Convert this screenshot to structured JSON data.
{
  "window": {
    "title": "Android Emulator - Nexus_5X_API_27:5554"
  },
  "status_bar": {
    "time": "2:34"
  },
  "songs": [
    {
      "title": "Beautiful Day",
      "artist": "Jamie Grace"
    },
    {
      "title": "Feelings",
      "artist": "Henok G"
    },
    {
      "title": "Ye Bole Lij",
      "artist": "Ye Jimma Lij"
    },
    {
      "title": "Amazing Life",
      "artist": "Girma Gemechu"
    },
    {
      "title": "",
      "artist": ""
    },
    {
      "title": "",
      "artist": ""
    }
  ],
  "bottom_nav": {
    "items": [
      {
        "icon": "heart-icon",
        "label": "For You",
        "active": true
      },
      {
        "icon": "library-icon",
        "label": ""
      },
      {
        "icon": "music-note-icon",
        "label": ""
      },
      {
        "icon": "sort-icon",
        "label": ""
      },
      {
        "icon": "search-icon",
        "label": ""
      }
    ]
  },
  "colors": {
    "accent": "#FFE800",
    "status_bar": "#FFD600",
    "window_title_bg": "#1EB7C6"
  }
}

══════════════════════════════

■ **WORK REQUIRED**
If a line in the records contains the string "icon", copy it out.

■ **EXPECTED ANSWER**
        "icon": "heart-icon",
        "icon": "library-icon",
        "icon": "music-note-icon",
        "icon": "sort-icon",
        "icon": "search-icon",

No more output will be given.